PARIS (Reuters) - France accelerated plans on Thursday to make it compulsory to wear face masks in enclosed public spaces because of concerns about renewed flare-ups of COVID-19.
President Emmanuel Macron said on Tuesday that mask-wearing would be mandatory in places such as shops from Aug. 1, citing signs that the coronavirus was “coming back a bit”.
But on Thursday Prime Minister Jean Castex said the order would take effect next week. Until now, it has been mandatory to wear face coverings only on public transport and in public spaces where social distancing is not possible.
“We were considering implementing (this measure) on August 1,” Castex told the Senate. “I have heard and understood that this deadline appeared late or raised some questions, so the decree will come into force next week.”
Health Minister Olivier Veran, speaking in the lower house of parliament, encouraged people to start wearing masks now, without waiting for the decree, calling wearing masks a matter of social responsibility.

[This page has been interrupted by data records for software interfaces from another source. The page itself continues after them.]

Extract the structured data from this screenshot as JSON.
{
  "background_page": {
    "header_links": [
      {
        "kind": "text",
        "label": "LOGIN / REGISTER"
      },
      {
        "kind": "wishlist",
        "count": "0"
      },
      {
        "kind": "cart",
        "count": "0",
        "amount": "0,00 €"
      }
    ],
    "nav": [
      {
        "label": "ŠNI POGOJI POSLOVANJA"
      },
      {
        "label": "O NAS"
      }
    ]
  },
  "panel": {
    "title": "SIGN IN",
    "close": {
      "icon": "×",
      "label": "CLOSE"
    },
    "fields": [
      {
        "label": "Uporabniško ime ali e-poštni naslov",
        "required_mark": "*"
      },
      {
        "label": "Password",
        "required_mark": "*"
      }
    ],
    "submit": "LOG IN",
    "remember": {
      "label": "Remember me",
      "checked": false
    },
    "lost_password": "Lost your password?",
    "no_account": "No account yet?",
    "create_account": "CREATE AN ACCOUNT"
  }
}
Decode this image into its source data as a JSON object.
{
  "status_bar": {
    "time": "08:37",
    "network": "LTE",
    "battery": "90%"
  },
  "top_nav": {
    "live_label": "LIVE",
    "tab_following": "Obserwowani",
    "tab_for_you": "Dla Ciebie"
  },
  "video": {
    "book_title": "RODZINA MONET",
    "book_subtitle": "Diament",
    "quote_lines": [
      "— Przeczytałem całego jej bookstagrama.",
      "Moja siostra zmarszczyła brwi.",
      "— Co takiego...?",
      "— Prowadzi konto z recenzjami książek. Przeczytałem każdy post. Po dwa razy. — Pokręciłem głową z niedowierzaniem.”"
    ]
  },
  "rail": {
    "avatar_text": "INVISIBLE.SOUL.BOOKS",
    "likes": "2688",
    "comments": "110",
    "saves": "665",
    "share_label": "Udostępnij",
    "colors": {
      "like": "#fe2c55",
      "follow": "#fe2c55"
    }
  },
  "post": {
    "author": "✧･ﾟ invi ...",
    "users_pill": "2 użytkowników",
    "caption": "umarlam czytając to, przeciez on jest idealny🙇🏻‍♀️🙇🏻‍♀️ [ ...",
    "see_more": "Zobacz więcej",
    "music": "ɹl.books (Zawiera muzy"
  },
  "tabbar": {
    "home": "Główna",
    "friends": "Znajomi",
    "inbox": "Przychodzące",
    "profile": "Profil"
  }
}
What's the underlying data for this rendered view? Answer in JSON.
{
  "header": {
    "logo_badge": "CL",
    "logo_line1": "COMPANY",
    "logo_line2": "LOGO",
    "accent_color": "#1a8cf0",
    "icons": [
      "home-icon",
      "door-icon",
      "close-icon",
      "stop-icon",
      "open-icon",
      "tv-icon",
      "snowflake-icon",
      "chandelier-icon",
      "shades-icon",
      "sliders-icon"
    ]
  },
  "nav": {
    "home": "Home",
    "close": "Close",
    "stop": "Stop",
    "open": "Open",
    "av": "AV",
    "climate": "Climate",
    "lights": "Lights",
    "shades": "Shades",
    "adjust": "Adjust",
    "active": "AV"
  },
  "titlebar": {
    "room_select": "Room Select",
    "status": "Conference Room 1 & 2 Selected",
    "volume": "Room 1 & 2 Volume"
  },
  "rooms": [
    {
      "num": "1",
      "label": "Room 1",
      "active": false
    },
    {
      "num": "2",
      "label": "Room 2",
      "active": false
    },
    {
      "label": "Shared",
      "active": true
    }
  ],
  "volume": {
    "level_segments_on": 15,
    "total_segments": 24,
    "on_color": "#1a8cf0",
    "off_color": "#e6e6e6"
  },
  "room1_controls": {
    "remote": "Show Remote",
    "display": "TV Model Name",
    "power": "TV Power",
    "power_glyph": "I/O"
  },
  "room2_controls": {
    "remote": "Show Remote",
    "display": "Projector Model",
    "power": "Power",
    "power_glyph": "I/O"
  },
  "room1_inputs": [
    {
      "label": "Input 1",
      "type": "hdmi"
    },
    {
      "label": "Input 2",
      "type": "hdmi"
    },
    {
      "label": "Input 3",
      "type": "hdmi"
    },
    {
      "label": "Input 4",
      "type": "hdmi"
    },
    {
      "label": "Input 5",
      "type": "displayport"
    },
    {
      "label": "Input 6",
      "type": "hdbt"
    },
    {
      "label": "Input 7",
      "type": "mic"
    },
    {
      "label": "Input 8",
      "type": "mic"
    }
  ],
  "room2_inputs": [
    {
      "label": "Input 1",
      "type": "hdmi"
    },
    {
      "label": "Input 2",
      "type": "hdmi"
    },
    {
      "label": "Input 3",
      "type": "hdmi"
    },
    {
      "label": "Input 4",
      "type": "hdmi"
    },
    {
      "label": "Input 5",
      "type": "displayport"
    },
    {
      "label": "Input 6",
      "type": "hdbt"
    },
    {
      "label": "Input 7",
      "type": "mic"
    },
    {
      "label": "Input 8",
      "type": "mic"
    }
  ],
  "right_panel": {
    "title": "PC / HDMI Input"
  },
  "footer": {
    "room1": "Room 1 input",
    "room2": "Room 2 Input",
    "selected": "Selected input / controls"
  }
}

Official figures show the number of COVID-19 infections and fatalities has slowed in France since late May. The disease has killed more than 30,000 people in France and is spreading again in some areas.
The Mayenne prefecture in the northwest said the wearing of face masks was now compulsory in its main city, Laval, and five other municipalities - Bonchamp-lès-Laval, Changé, L’Huisserie, Louverné and Saint-Berthevin.
There has been a localised flare-up of COVID-19 cases in the region, and it has now been re-classified by the health ministry as a zone of heightened risk.
Macron also said on Tuesday that he wanted coronavirus testing available for everyone, without having to be referred by a doctor. He said the expected job losses because of the pandemic posed a major challenge.
Additional reporting by Claude Chendjou and Elizabeth Pineau; Writing by Christian Lowe; Editing by Frances Kerry